Excerpts from an interface dataset:
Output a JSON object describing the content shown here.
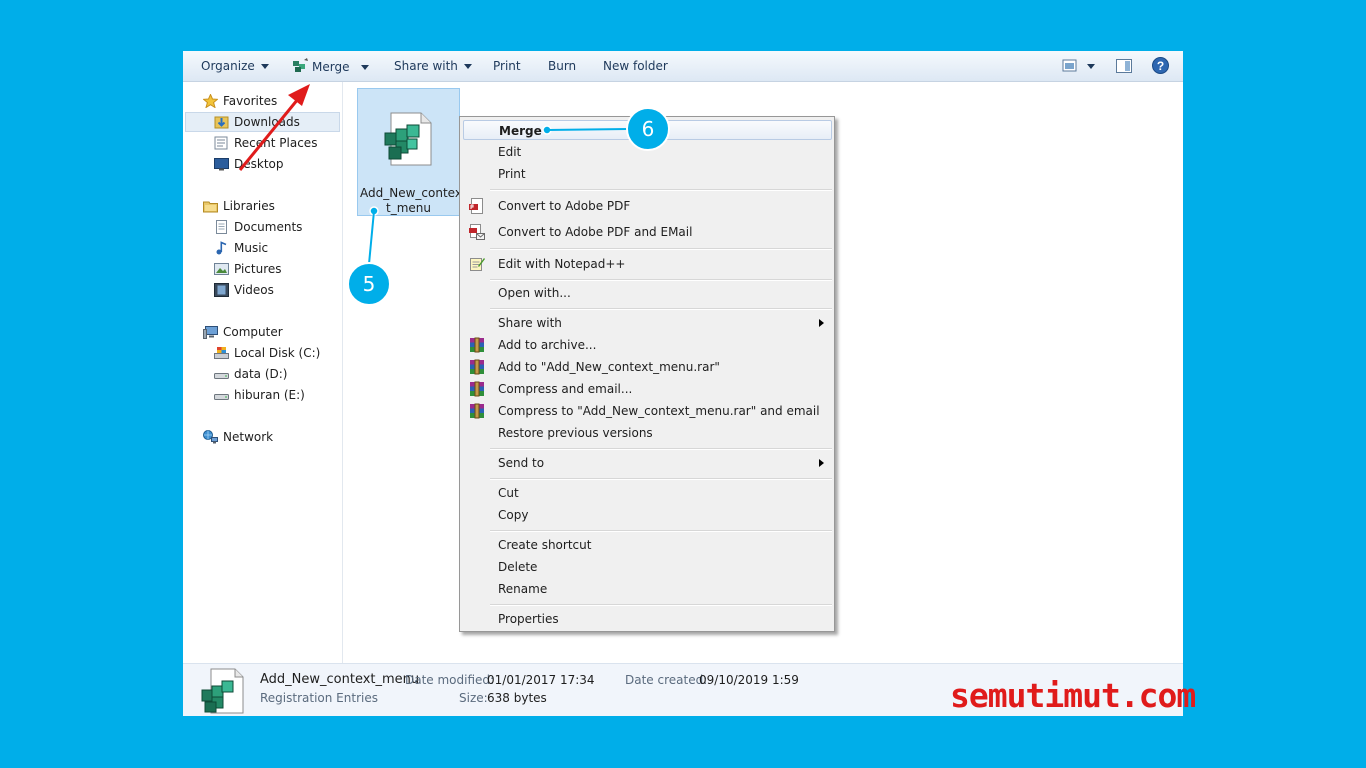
{
  "toolbar": {
    "organize": "Organize",
    "merge": "Merge",
    "share_with": "Share with",
    "print": "Print",
    "burn": "Burn",
    "new_folder": "New folder",
    "icons": [
      "merge-icon",
      "view-icon",
      "preview-pane-icon",
      "help-icon"
    ]
  },
  "nav": {
    "favorites": "Favorites",
    "downloads": "Downloads",
    "recent_places": "Recent Places",
    "desktop": "Desktop",
    "libraries": "Libraries",
    "documents": "Documents",
    "music": "Music",
    "pictures": "Pictures",
    "videos": "Videos",
    "computer": "Computer",
    "local_disk": "Local Disk (C:)",
    "data": "data (D:)",
    "hiburan": "hiburan (E:)",
    "network": "Network"
  },
  "file": {
    "name_line1": "Add_New_contex",
    "name_line2": "t_menu"
  },
  "context_menu": {
    "merge": "Merge",
    "edit": "Edit",
    "print": "Print",
    "convert_pdf": "Convert to Adobe PDF",
    "convert_pdf_email": "Convert to Adobe PDF and EMail",
    "edit_notepad": "Edit with Notepad++",
    "open_with": "Open with...",
    "share_with": "Share with",
    "add_archive": "Add to archive...",
    "add_rar": "Add to \"Add_New_context_menu.rar\"",
    "compress_email": "Compress and email...",
    "compress_rar_email": "Compress to \"Add_New_context_menu.rar\" and email",
    "restore": "Restore previous versions",
    "send_to": "Send to",
    "cut": "Cut",
    "copy": "Copy",
    "create_shortcut": "Create shortcut",
    "delete": "Delete",
    "rename": "Rename",
    "properties": "Properties"
  },
  "status": {
    "name": "Add_New_context_menu",
    "type": "Registration Entries",
    "modified_label": "Date modified:",
    "modified_value": "01/01/2017 17:34",
    "size_label": "Size:",
    "size_value": "638 bytes",
    "created_label": "Date created:",
    "created_value": "09/10/2019 1:59"
  },
  "annotations": {
    "step5": "5",
    "step6": "6",
    "badge_color": "#00aee9",
    "arrow_color": "#e01b1b"
  },
  "watermark": "semutimut.com",
  "colors": {
    "background": "#00aee9",
    "selection": "#cce4f7",
    "toolbar_text": "#1e395b"
  }
}
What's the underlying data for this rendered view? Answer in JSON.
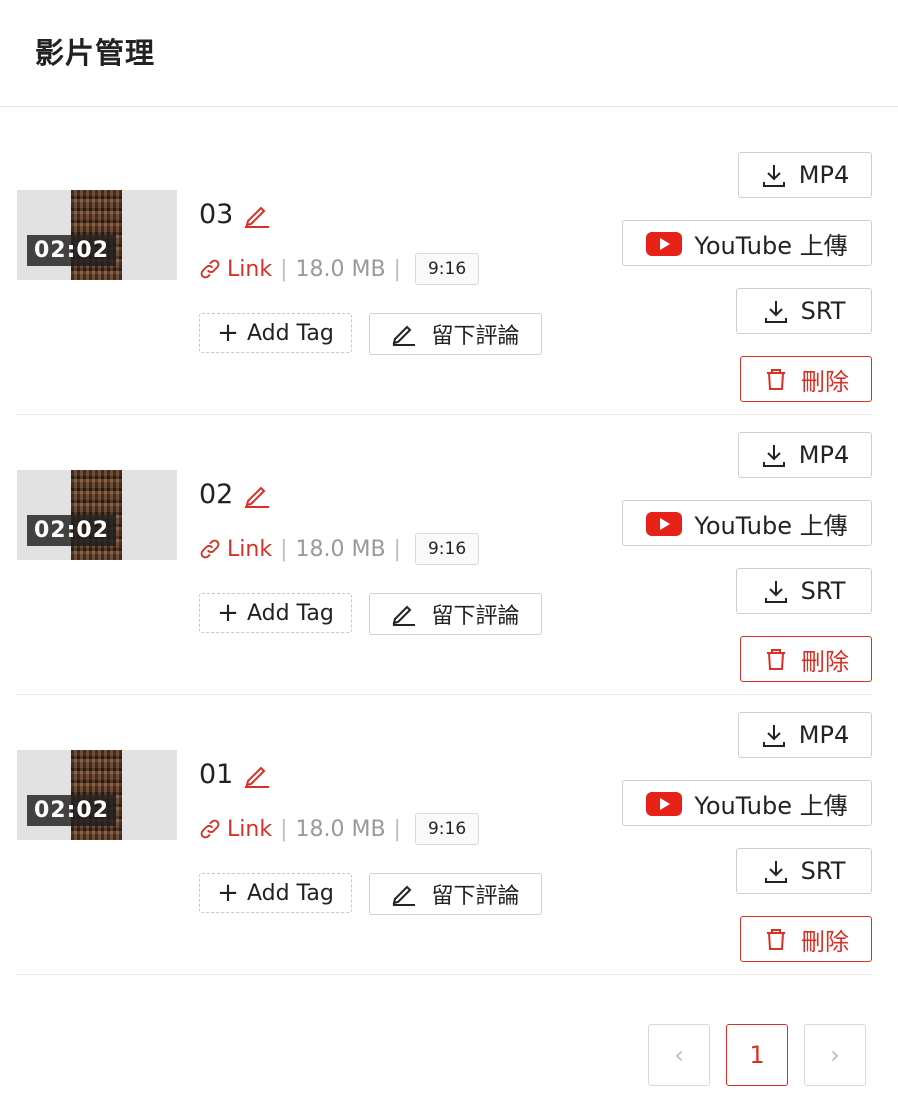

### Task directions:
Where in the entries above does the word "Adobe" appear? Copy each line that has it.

### Reply to the exercise:
    "convert_pdf": "Convert to Adobe PDF",
    "convert_pdf_email": "Convert to Adobe PDF and EMail",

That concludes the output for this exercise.